BRIEF
The goal is an unaltered copy of the records below, minus any images.
== TASK INPUTS
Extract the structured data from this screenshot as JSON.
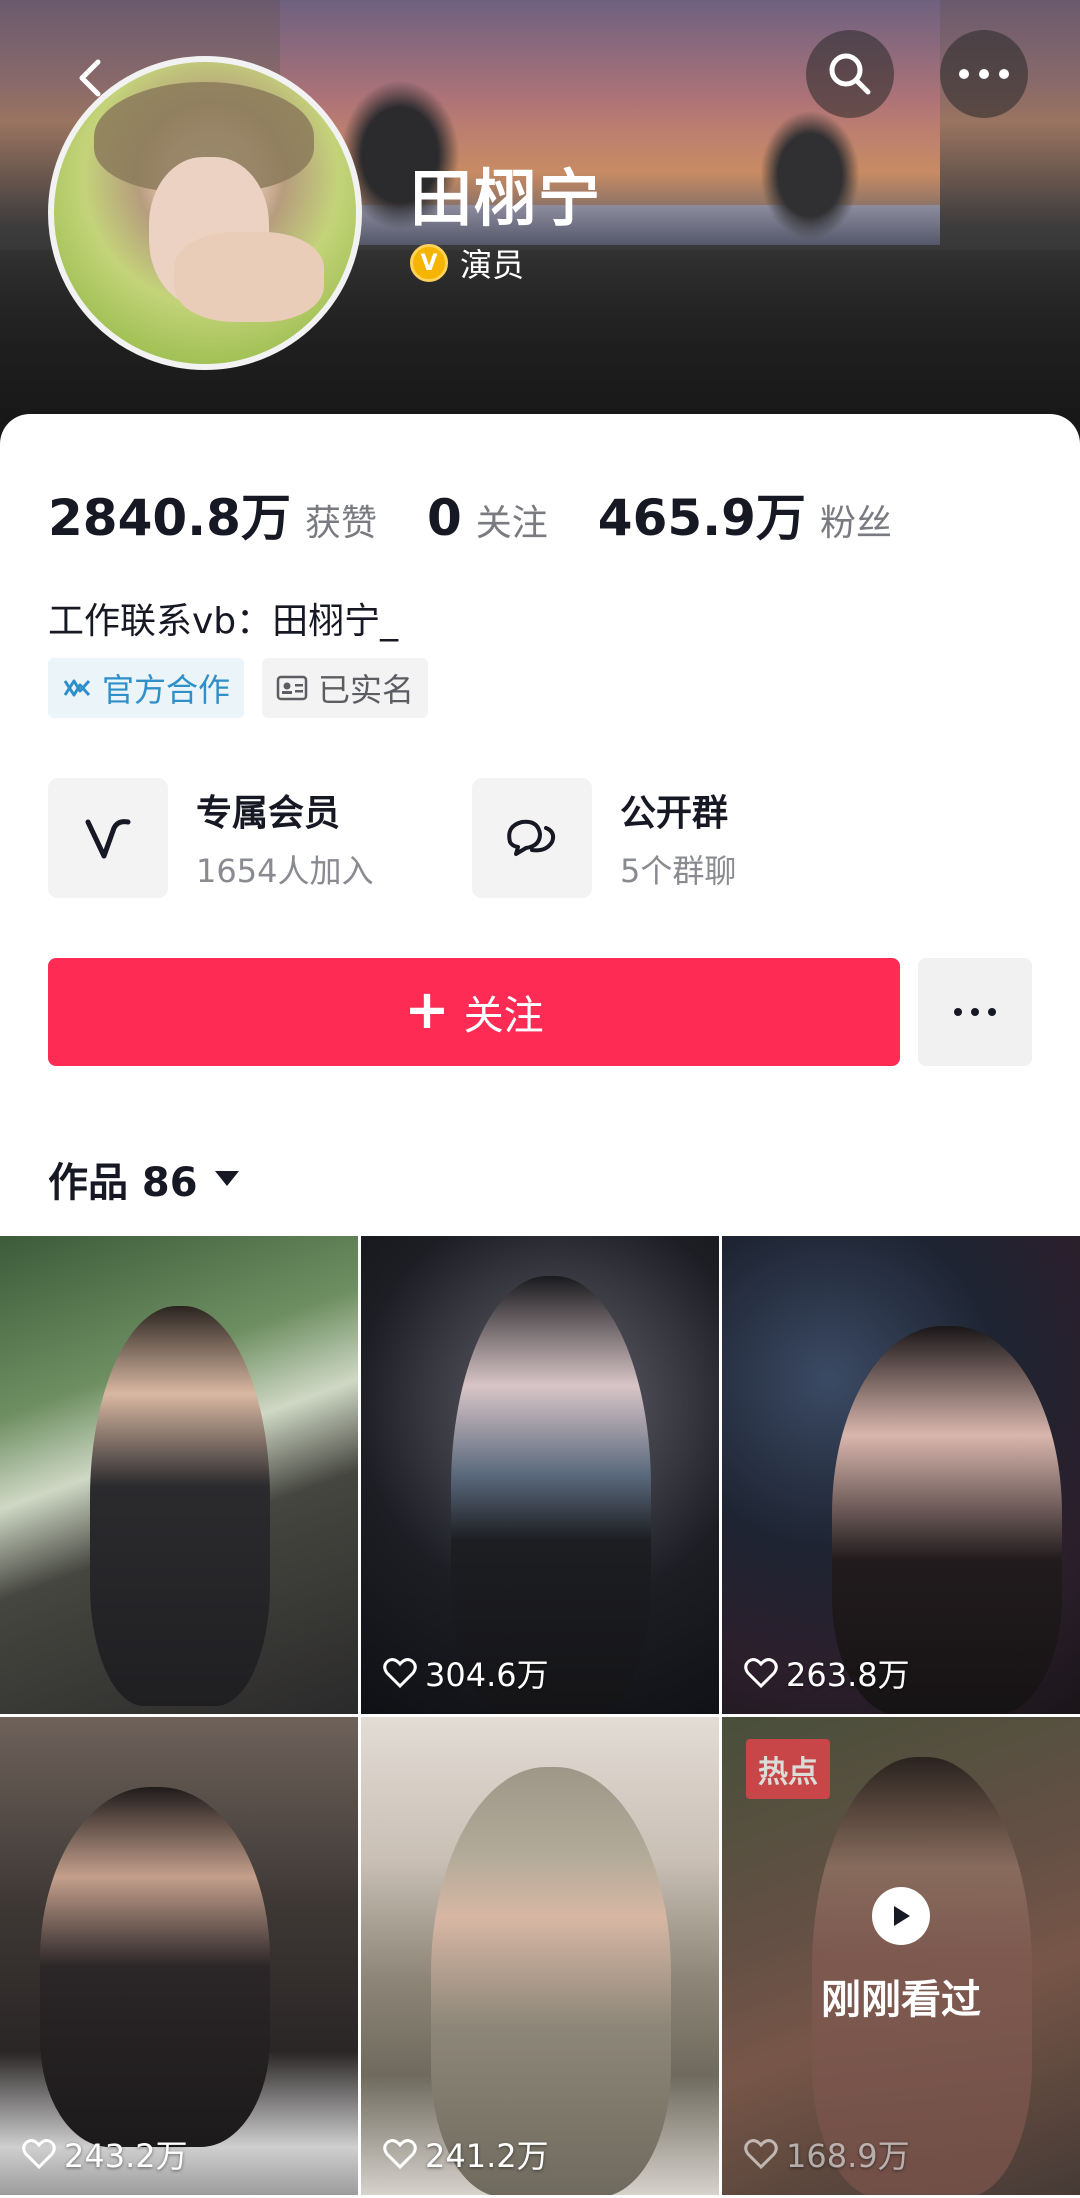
{
  "profile": {
    "name": "田栩宁",
    "verify_label": "演员",
    "verify_badge": "V",
    "bio": "工作联系vb：田栩宁_"
  },
  "stats": [
    {
      "value": "2840.8万",
      "label": "获赞"
    },
    {
      "value": "0",
      "label": "关注"
    },
    {
      "value": "465.9万",
      "label": "粉丝"
    }
  ],
  "tags": {
    "official": "官方合作",
    "realname": "已实名"
  },
  "features": {
    "member": {
      "title": "专属会员",
      "sub": "1654人加入"
    },
    "group": {
      "title": "公开群",
      "sub": "5个群聊"
    }
  },
  "actions": {
    "follow_label": "关注"
  },
  "works": {
    "title": "作品 86",
    "items": [
      {
        "likes": ""
      },
      {
        "likes": "304.6万"
      },
      {
        "likes": "263.8万"
      },
      {
        "likes": "243.2万"
      },
      {
        "likes": "241.2万"
      },
      {
        "likes": "168.9万",
        "badge": "热点",
        "status": "刚刚看过"
      }
    ]
  },
  "colors": {
    "accent": "#fe2c55",
    "verify": "#f5b400",
    "official_tag": "#2f8fc9"
  }
}
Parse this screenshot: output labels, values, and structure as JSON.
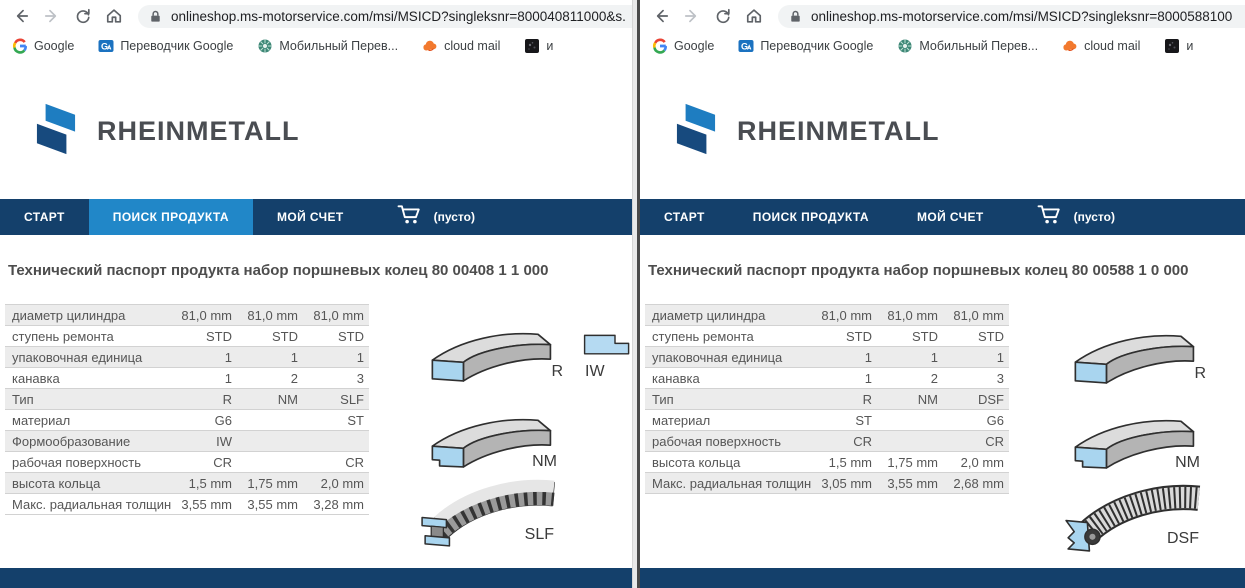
{
  "colors": {
    "navy": "#14406b",
    "active_nav_blue": "#2187c8",
    "logo_light_blue": "#1e7dc1",
    "logo_dark_blue": "#174a7e",
    "table_stripe": "#ececec",
    "ring_blue": "#a9d5ef"
  },
  "windows": [
    {
      "browser": {
        "url": "onlineshop.ms-motorservice.com/msi/MSICD?singleksnr=800040811000&s.",
        "bookmarks": [
          {
            "label": "Google",
            "icon": "google-g-icon"
          },
          {
            "label": "Переводчик Google",
            "icon": "google-translate-icon"
          },
          {
            "label": "Мобильный Перев...",
            "icon": "mobile-translator-icon"
          },
          {
            "label": "cloud mail",
            "icon": "cloud-mail-icon"
          },
          {
            "label": "и",
            "icon": "dark-thumbnail-icon"
          }
        ]
      },
      "site": {
        "brand": "RHEINMETALL",
        "nav": [
          {
            "label": "СТАРТ",
            "active": false
          },
          {
            "label": "ПОИСК ПРОДУКТА",
            "active": true
          },
          {
            "label": "МОЙ СЧЕТ",
            "active": false
          }
        ],
        "cart_label": "(пусто)",
        "title": "Технический паспорт продукта набор поршневых колец 80 00408 1 1 000",
        "table": {
          "rows": [
            {
              "label": "диаметр цилиндра",
              "values": [
                "81,0 mm",
                "81,0 mm",
                "81,0 mm"
              ]
            },
            {
              "label": "ступень ремонта",
              "values": [
                "STD",
                "STD",
                "STD"
              ]
            },
            {
              "label": "упаковочная единица",
              "values": [
                "1",
                "1",
                "1"
              ]
            },
            {
              "label": "канавка",
              "values": [
                "1",
                "2",
                "3"
              ]
            },
            {
              "label": "Тип",
              "values": [
                "R",
                "NM",
                "SLF"
              ]
            },
            {
              "label": "материал",
              "values": [
                "G6",
                "",
                "ST"
              ]
            },
            {
              "label": "Формообразование",
              "values": [
                "IW",
                "",
                ""
              ]
            },
            {
              "label": "рабочая поверхность",
              "values": [
                "CR",
                "",
                "CR"
              ]
            },
            {
              "label": "высота кольца",
              "values": [
                "1,5 mm",
                "1,75 mm",
                "2,0 mm"
              ]
            },
            {
              "label": "Макс. радиальная толщина",
              "values": [
                "3,55 mm",
                "3,55 mm",
                "3,28 mm"
              ]
            }
          ]
        },
        "ring_images": [
          {
            "type": "ring-r",
            "label": "R"
          },
          {
            "type": "ring-iw",
            "label": "IW"
          },
          {
            "type": "ring-nm",
            "label": "NM"
          },
          {
            "type": "ring-slf",
            "label": "SLF"
          }
        ]
      }
    },
    {
      "browser": {
        "url": "onlineshop.ms-motorservice.com/msi/MSICD?singleksnr=8000588100",
        "bookmarks": [
          {
            "label": "Google",
            "icon": "google-g-icon"
          },
          {
            "label": "Переводчик Google",
            "icon": "google-translate-icon"
          },
          {
            "label": "Мобильный Перев...",
            "icon": "mobile-translator-icon"
          },
          {
            "label": "cloud mail",
            "icon": "cloud-mail-icon"
          },
          {
            "label": "и",
            "icon": "dark-thumbnail-icon"
          }
        ]
      },
      "site": {
        "brand": "RHEINMETALL",
        "nav": [
          {
            "label": "СТАРТ",
            "active": false
          },
          {
            "label": "ПОИСК ПРОДУКТА",
            "active": false
          },
          {
            "label": "МОЙ СЧЕТ",
            "active": false
          }
        ],
        "cart_label": "(пусто)",
        "title": "Технический паспорт продукта набор поршневых колец 80 00588 1 0 000",
        "table": {
          "rows": [
            {
              "label": "диаметр цилиндра",
              "values": [
                "81,0 mm",
                "81,0 mm",
                "81,0 mm"
              ]
            },
            {
              "label": "ступень ремонта",
              "values": [
                "STD",
                "STD",
                "STD"
              ]
            },
            {
              "label": "упаковочная единица",
              "values": [
                "1",
                "1",
                "1"
              ]
            },
            {
              "label": "канавка",
              "values": [
                "1",
                "2",
                "3"
              ]
            },
            {
              "label": "Тип",
              "values": [
                "R",
                "NM",
                "DSF"
              ]
            },
            {
              "label": "материал",
              "values": [
                "ST",
                "",
                "G6"
              ]
            },
            {
              "label": "рабочая поверхность",
              "values": [
                "CR",
                "",
                "CR"
              ]
            },
            {
              "label": "высота кольца",
              "values": [
                "1,5 mm",
                "1,75 mm",
                "2,0 mm"
              ]
            },
            {
              "label": "Макс. радиальная толщина",
              "values": [
                "3,05 mm",
                "3,55 mm",
                "2,68 mm"
              ]
            }
          ]
        },
        "ring_images": [
          {
            "type": "ring-r",
            "label": "R"
          },
          {
            "type": "ring-nm",
            "label": "NM"
          },
          {
            "type": "ring-dsf",
            "label": "DSF"
          }
        ]
      }
    }
  ]
}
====
REPLY
Extract the structured data from this screenshot as JSON.
{
  "profile": {
    "name": "田栩宁",
    "verify_label": "演员",
    "verify_badge": "V",
    "bio": "工作联系vb：田栩宁_"
  },
  "stats": [
    {
      "value": "2840.8万",
      "label": "获赞"
    },
    {
      "value": "0",
      "label": "关注"
    },
    {
      "value": "465.9万",
      "label": "粉丝"
    }
  ],
  "tags": {
    "official": "官方合作",
    "realname": "已实名"
  },
  "features": {
    "member": {
      "title": "专属会员",
      "sub": "1654人加入"
    },
    "group": {
      "title": "公开群",
      "sub": "5个群聊"
    }
  },
  "actions": {
    "follow_label": "关注"
  },
  "works": {
    "title": "作品 86",
    "items": [
      {
        "likes": ""
      },
      {
        "likes": "304.6万"
      },
      {
        "likes": "263.8万"
      },
      {
        "likes": "243.2万"
      },
      {
        "likes": "241.2万"
      },
      {
        "likes": "168.9万",
        "badge": "热点",
        "status": "刚刚看过"
      }
    ]
  },
  "colors": {
    "accent": "#fe2c55",
    "verify": "#f5b400",
    "official_tag": "#2f8fc9"
  }
}
Parse this screenshot: output labels, values, and structure as JSON.
{
  "colors": {
    "navy": "#14406b",
    "active_nav_blue": "#2187c8",
    "logo_light_blue": "#1e7dc1",
    "logo_dark_blue": "#174a7e",
    "table_stripe": "#ececec",
    "ring_blue": "#a9d5ef"
  },
  "windows": [
    {
      "browser": {
        "url": "onlineshop.ms-motorservice.com/msi/MSICD?singleksnr=800040811000&s.",
        "bookmarks": [
          {
            "label": "Google",
            "icon": "google-g-icon"
          },
          {
            "label": "Переводчик Google",
            "icon": "google-translate-icon"
          },
          {
            "label": "Мобильный Перев...",
            "icon": "mobile-translator-icon"
          },
          {
            "label": "cloud mail",
            "icon": "cloud-mail-icon"
          },
          {
            "label": "и",
            "icon": "dark-thumbnail-icon"
          }
        ]
      },
      "site": {
        "brand": "RHEINMETALL",
        "nav": [
          {
            "label": "СТАРТ",
            "active": false
          },
          {
            "label": "ПОИСК ПРОДУКТА",
            "active": true
          },
          {
            "label": "МОЙ СЧЕТ",
            "active": false
          }
        ],
        "cart_label": "(пусто)",
        "title": "Технический паспорт продукта набор поршневых колец 80 00408 1 1 000",
        "table": {
          "rows": [
            {
              "label": "диаметр цилиндра",
              "values": [
                "81,0 mm",
                "81,0 mm",
                "81,0 mm"
              ]
            },
            {
              "label": "ступень ремонта",
              "values": [
                "STD",
                "STD",
                "STD"
              ]
            },
            {
              "label": "упаковочная единица",
              "values": [
                "1",
                "1",
                "1"
              ]
            },
            {
              "label": "канавка",
              "values": [
                "1",
                "2",
                "3"
              ]
            },
            {
              "label": "Тип",
              "values": [
                "R",
                "NM",
                "SLF"
              ]
            },
            {
              "label": "материал",
              "values": [
                "G6",
                "",
                "ST"
              ]
            },
            {
              "label": "Формообразование",
              "values": [
                "IW",
                "",
                ""
              ]
            },
            {
              "label": "рабочая поверхность",
              "values": [
                "CR",
                "",
                "CR"
              ]
            },
            {
              "label": "высота кольца",
              "values": [
                "1,5 mm",
                "1,75 mm",
                "2,0 mm"
              ]
            },
            {
              "label": "Макс. радиальная толщина",
              "values": [
                "3,55 mm",
                "3,55 mm",
                "3,28 mm"
              ]
            }
          ]
        },
        "ring_images": [
          {
            "type": "ring-r",
            "label": "R"
          },
          {
            "type": "ring-iw",
            "label": "IW"
          },
          {
            "type": "ring-nm",
            "label": "NM"
          },
          {
            "type": "ring-slf",
            "label": "SLF"
          }
        ]
      }
    },
    {
      "browser": {
        "url": "onlineshop.ms-motorservice.com/msi/MSICD?singleksnr=8000588100",
        "bookmarks": [
          {
            "label": "Google",
            "icon": "google-g-icon"
          },
          {
            "label": "Переводчик Google",
            "icon": "google-translate-icon"
          },
          {
            "label": "Мобильный Перев...",
            "icon": "mobile-translator-icon"
          },
          {
            "label": "cloud mail",
            "icon": "cloud-mail-icon"
          },
          {
            "label": "и",
            "icon": "dark-thumbnail-icon"
          }
        ]
      },
      "site": {
        "brand": "RHEINMETALL",
        "nav": [
          {
            "label": "СТАРТ",
            "active": false
          },
          {
            "label": "ПОИСК ПРОДУКТА",
            "active": false
          },
          {
            "label": "МОЙ СЧЕТ",
            "active": false
          }
        ],
        "cart_label": "(пусто)",
        "title": "Технический паспорт продукта набор поршневых колец 80 00588 1 0 000",
        "table": {
          "rows": [
            {
              "label": "диаметр цилиндра",
              "values": [
                "81,0 mm",
                "81,0 mm",
                "81,0 mm"
              ]
            },
            {
              "label": "ступень ремонта",
              "values": [
                "STD",
                "STD",
                "STD"
              ]
            },
            {
              "label": "упаковочная единица",
              "values": [
                "1",
                "1",
                "1"
              ]
            },
            {
              "label": "канавка",
              "values": [
                "1",
                "2",
                "3"
              ]
            },
            {
              "label": "Тип",
              "values": [
                "R",
                "NM",
                "DSF"
              ]
            },
            {
              "label": "материал",
              "values": [
                "ST",
                "",
                "G6"
              ]
            },
            {
              "label": "рабочая поверхность",
              "values": [
                "CR",
                "",
                "CR"
              ]
            },
            {
              "label": "высота кольца",
              "values": [
                "1,5 mm",
                "1,75 mm",
                "2,0 mm"
              ]
            },
            {
              "label": "Макс. радиальная толщина",
              "values": [
                "3,05 mm",
                "3,55 mm",
                "2,68 mm"
              ]
            }
          ]
        },
        "ring_images": [
          {
            "type": "ring-r",
            "label": "R"
          },
          {
            "type": "ring-nm",
            "label": "NM"
          },
          {
            "type": "ring-dsf",
            "label": "DSF"
          }
        ]
      }
    }
  ]
}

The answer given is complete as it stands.